● Study material:
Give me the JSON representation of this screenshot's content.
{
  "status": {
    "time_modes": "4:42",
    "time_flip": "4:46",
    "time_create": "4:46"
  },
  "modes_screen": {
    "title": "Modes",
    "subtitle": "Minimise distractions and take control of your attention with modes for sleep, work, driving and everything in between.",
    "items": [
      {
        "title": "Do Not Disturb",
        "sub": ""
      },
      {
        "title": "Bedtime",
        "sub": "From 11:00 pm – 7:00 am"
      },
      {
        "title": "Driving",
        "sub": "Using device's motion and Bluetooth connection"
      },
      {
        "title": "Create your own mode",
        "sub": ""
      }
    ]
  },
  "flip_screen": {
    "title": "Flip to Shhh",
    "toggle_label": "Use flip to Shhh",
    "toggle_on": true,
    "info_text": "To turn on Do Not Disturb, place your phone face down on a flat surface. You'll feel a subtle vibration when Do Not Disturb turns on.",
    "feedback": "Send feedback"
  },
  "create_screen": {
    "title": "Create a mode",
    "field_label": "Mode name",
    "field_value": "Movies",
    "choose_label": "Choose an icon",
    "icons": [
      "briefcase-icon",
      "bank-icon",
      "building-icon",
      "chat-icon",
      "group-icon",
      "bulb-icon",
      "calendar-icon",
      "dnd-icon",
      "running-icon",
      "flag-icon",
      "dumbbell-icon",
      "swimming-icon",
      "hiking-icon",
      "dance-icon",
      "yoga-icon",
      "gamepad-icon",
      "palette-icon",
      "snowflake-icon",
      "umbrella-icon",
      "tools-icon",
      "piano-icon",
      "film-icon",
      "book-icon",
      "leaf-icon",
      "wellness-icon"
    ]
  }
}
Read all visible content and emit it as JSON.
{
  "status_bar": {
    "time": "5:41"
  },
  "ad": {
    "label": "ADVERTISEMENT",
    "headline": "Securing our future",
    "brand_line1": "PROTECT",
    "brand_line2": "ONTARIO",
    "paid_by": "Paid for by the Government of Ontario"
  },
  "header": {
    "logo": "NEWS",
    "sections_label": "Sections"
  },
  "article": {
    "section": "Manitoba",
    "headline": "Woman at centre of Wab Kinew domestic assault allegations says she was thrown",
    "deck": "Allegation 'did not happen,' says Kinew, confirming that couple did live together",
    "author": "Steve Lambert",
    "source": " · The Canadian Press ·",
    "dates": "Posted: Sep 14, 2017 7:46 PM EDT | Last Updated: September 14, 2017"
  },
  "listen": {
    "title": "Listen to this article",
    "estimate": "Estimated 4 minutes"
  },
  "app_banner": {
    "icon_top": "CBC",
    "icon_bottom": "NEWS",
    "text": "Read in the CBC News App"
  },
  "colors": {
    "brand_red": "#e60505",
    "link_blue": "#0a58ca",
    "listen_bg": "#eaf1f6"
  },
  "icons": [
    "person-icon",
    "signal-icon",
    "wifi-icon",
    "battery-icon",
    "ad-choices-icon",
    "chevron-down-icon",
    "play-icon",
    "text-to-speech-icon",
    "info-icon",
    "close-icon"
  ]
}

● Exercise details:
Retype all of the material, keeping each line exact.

● Result of this task:
Give me the JSON representation of this screenshot's content.
{
  "status": {
    "time_modes": "4:42",
    "time_flip": "4:46",
    "time_create": "4:46"
  },
  "modes_screen": {
    "title": "Modes",
    "subtitle": "Minimise distractions and take control of your attention with modes for sleep, work, driving and everything in between.",
    "items": [
      {
        "title": "Do Not Disturb",
        "sub": ""
      },
      {
        "title": "Bedtime",
        "sub": "From 11:00 pm – 7:00 am"
      },
      {
        "title": "Driving",
        "sub": "Using device's motion and Bluetooth connection"
      },
      {
        "title": "Create your own mode",
        "sub": ""
      }
    ]
  },
  "flip_screen": {
    "title": "Flip to Shhh",
    "toggle_label": "Use flip to Shhh",
    "toggle_on": true,
    "info_text": "To turn on Do Not Disturb, place your phone face down on a flat surface. You'll feel a subtle vibration when Do Not Disturb turns on.",
    "feedback": "Send feedback"
  },
  "create_screen": {
    "title": "Create a mode",
    "field_label": "Mode name",
    "field_value": "Movies",
    "choose_label": "Choose an icon",
    "icons": [
      "briefcase-icon",
      "bank-icon",
      "building-icon",
      "chat-icon",
      "group-icon",
      "bulb-icon",
      "calendar-icon",
      "dnd-icon",
      "running-icon",
      "flag-icon",
      "dumbbell-icon",
      "swimming-icon",
      "hiking-icon",
      "dance-icon",
      "yoga-icon",
      "gamepad-icon",
      "palette-icon",
      "snowflake-icon",
      "umbrella-icon",
      "tools-icon",
      "piano-icon",
      "film-icon",
      "book-icon",
      "leaf-icon",
      "wellness-icon"
    ]
  }
}
Read all visible content and emit it as JSON.
{
  "status_bar": {
    "time": "5:41"
  },
  "ad": {
    "label": "ADVERTISEMENT",
    "headline": "Securing our future",
    "brand_line1": "PROTECT",
    "brand_line2": "ONTARIO",
    "paid_by": "Paid for by the Government of Ontario"
  },
  "header": {
    "logo": "NEWS",
    "sections_label": "Sections"
  },
  "article": {
    "section": "Manitoba",
    "headline": "Woman at centre of Wab Kinew domestic assault allegations says she was thrown",
    "deck": "Allegation 'did not happen,' says Kinew, confirming that couple did live together",
    "author": "Steve Lambert",
    "source": " · The Canadian Press ·",
    "dates": "Posted: Sep 14, 2017 7:46 PM EDT | Last Updated: September 14, 2017"
  },
  "listen": {
    "title": "Listen to this article",
    "estimate": "Estimated 4 minutes"
  },
  "app_banner": {
    "icon_top": "CBC",
    "icon_bottom": "NEWS",
    "text": "Read in the CBC News App"
  },
  "colors": {
    "brand_red": "#e60505",
    "link_blue": "#0a58ca",
    "listen_bg": "#eaf1f6"
  },
  "icons": [
    "person-icon",
    "signal-icon",
    "wifi-icon",
    "battery-icon",
    "ad-choices-icon",
    "chevron-down-icon",
    "play-icon",
    "text-to-speech-icon",
    "info-icon",
    "close-icon"
  ]
}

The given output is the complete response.